====== DATASET CONTENT ======

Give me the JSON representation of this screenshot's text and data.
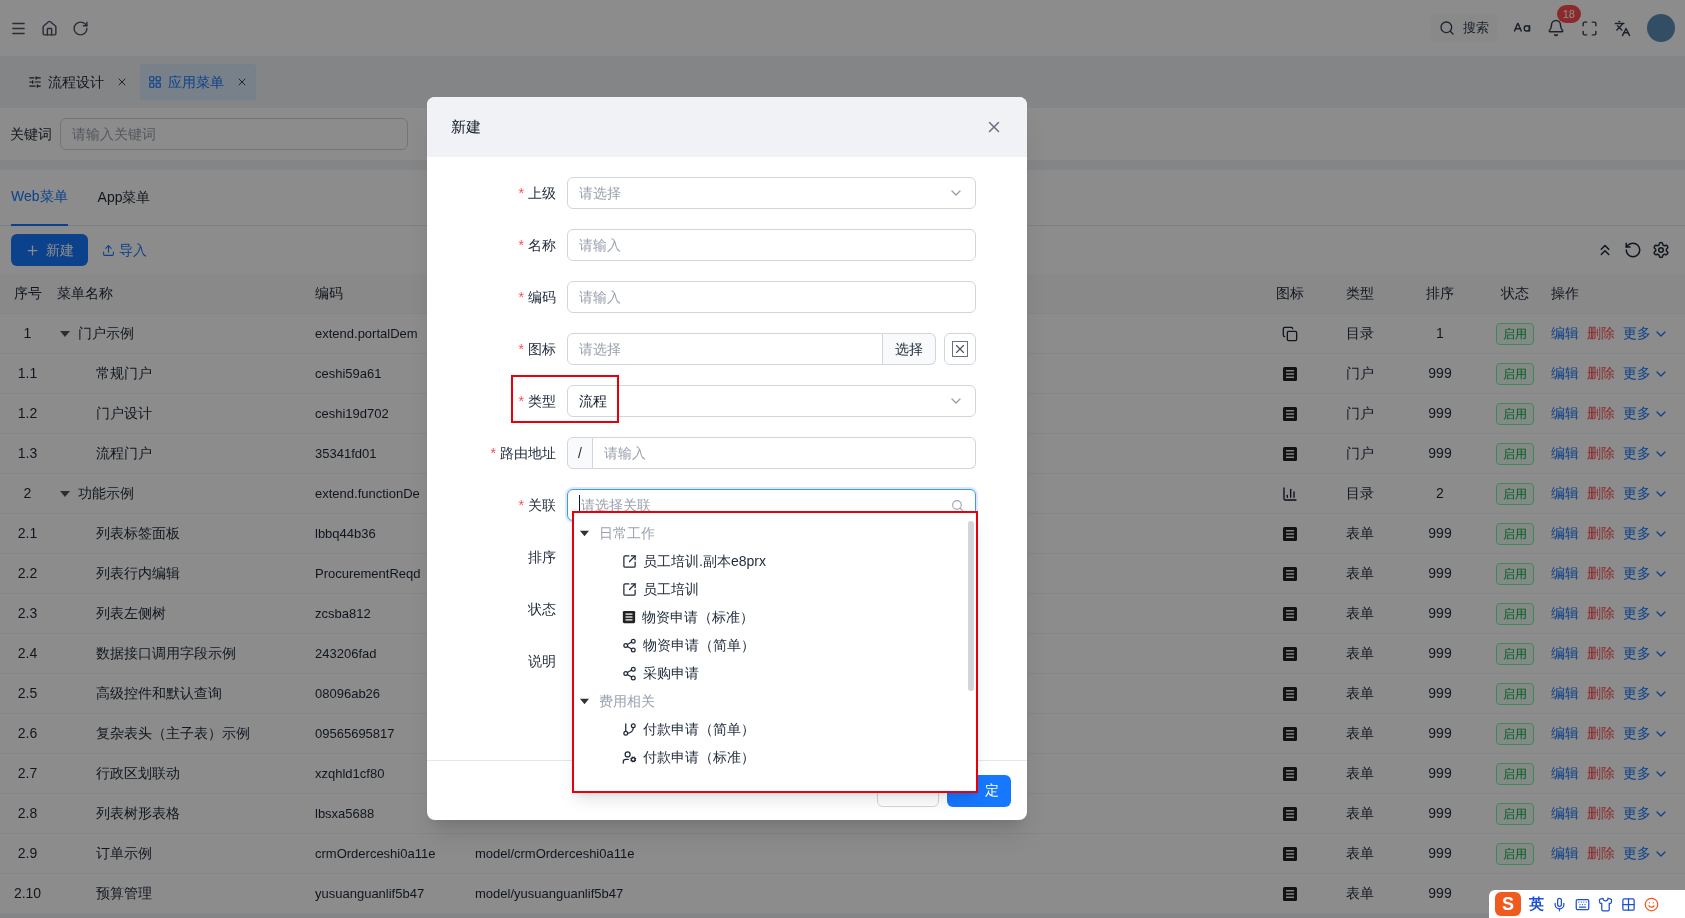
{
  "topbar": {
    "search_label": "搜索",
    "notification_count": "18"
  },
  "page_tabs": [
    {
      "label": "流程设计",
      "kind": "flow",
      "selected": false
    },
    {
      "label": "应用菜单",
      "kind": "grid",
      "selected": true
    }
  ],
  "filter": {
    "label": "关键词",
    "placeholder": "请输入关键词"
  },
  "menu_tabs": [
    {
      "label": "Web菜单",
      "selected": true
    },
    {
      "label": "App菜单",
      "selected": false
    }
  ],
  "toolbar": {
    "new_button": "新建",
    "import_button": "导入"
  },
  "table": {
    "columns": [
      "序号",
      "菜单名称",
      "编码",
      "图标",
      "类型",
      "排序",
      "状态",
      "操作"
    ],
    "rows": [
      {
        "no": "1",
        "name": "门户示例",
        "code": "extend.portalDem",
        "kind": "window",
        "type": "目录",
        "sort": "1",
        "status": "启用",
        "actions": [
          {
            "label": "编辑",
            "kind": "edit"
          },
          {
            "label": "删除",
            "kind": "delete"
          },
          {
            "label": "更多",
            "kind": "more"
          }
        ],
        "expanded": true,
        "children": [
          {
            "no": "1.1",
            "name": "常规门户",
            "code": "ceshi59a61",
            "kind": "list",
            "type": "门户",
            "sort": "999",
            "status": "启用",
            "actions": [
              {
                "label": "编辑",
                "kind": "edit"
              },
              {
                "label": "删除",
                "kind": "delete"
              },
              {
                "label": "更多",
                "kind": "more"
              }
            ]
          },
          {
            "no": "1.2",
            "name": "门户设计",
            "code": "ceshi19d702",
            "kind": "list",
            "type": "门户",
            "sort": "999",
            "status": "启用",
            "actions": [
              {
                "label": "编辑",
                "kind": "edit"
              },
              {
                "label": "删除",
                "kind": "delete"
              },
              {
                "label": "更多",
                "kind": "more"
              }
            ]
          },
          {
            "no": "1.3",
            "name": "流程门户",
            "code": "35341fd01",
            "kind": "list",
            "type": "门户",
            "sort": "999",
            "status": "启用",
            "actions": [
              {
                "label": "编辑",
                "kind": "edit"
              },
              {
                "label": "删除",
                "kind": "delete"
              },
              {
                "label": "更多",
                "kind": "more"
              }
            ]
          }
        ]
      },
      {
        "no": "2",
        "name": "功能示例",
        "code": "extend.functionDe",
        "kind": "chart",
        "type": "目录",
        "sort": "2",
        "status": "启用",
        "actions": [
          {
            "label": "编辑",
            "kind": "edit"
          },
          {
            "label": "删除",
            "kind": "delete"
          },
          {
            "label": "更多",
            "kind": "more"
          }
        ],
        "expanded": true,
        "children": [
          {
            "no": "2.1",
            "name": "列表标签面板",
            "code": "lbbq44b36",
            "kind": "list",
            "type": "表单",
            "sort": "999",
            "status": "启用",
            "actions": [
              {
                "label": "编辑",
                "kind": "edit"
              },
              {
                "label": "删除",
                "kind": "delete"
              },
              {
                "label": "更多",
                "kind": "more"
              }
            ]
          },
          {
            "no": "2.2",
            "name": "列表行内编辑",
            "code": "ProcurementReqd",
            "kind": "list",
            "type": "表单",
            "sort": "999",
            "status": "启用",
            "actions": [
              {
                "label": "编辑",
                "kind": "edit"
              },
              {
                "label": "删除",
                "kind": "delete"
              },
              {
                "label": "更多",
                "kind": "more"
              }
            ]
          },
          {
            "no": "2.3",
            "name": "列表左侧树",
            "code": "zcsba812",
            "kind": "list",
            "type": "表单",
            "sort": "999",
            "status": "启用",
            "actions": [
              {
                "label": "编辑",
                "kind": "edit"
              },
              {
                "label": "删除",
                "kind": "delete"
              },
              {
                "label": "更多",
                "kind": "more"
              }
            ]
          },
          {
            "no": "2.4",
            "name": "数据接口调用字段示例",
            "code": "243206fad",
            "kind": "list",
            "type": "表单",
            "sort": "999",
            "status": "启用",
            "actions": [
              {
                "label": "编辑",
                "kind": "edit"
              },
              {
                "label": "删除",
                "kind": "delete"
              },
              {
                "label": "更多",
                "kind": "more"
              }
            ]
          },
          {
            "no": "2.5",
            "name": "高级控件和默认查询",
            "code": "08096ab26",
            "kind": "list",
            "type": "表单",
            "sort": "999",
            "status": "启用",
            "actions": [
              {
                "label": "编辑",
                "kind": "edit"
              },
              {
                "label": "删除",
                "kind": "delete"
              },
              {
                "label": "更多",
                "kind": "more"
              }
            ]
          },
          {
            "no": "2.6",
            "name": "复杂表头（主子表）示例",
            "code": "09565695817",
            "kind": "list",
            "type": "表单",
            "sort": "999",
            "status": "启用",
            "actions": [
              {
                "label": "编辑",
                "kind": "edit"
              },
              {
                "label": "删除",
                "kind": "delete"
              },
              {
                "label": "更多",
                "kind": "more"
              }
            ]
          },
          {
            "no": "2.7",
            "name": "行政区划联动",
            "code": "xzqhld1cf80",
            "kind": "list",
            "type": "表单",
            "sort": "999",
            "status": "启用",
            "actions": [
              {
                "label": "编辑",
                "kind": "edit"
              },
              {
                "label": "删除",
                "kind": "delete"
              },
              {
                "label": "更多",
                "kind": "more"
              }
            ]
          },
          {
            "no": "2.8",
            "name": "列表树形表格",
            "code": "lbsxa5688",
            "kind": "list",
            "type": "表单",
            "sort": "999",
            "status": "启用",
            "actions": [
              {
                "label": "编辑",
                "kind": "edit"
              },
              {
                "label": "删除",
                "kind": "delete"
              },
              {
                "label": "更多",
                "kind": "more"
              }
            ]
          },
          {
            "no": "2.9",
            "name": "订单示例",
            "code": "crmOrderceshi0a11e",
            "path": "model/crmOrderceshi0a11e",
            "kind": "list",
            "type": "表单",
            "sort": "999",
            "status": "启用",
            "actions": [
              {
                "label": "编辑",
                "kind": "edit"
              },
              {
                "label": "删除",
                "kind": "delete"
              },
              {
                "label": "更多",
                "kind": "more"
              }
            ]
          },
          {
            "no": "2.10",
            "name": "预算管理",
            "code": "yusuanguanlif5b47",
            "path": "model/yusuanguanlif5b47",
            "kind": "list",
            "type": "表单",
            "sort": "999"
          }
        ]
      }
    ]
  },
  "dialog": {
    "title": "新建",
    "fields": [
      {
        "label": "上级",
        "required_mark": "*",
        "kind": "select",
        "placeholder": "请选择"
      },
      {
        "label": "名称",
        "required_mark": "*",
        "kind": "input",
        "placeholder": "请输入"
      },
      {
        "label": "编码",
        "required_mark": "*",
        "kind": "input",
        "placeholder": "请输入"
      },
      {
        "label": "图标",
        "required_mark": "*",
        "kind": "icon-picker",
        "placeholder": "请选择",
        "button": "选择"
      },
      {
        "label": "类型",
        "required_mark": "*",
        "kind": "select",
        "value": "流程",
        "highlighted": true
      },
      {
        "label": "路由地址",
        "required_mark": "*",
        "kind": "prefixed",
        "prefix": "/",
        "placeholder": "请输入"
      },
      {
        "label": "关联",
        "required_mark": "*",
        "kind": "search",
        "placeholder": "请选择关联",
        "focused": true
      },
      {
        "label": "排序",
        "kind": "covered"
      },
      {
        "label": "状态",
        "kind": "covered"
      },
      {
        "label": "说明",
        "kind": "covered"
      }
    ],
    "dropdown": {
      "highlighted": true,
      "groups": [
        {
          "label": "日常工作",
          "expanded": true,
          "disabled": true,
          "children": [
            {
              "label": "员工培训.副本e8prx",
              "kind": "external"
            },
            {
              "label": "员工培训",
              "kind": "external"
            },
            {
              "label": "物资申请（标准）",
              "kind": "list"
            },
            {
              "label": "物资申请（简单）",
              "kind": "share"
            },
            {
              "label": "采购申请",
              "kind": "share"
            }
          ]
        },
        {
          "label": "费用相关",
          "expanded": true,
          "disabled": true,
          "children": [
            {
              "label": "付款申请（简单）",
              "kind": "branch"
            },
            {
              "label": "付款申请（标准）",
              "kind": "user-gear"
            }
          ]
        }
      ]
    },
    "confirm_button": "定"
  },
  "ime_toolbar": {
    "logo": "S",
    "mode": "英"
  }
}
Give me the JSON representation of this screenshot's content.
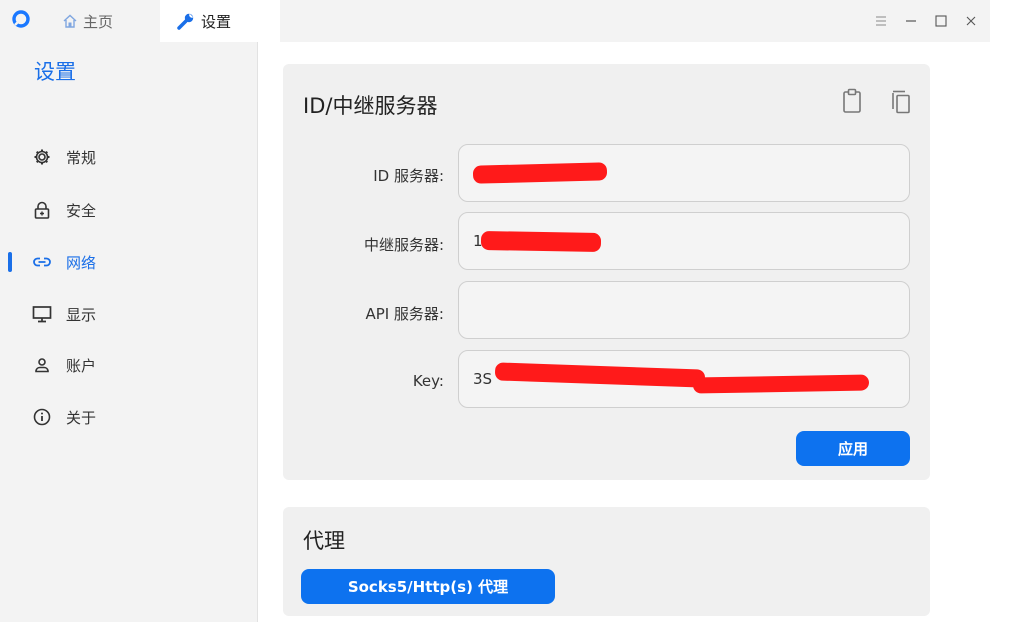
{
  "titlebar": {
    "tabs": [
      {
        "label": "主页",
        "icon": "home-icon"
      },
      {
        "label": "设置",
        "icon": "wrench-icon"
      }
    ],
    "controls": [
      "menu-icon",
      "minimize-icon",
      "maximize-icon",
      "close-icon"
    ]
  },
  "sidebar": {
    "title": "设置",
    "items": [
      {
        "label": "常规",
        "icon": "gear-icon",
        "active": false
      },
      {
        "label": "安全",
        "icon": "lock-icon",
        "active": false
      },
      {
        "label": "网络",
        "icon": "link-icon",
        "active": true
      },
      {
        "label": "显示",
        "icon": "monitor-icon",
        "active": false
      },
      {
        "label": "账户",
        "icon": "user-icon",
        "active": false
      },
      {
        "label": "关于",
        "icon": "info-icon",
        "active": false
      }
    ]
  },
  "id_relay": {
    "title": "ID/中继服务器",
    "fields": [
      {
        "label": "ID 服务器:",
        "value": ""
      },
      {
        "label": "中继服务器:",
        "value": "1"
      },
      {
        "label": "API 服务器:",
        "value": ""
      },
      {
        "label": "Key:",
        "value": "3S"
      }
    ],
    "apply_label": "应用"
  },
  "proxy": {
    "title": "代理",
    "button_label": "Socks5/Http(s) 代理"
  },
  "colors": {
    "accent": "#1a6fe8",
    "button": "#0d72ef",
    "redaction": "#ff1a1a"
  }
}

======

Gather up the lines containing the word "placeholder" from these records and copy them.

    "placeholder": "请输入关键词"
        "placeholder": "请选择"
        "placeholder": "请输入"
        "placeholder": "请输入"
        "placeholder": "请选择",
        "placeholder": "请输入"
        "placeholder": "请选择关联",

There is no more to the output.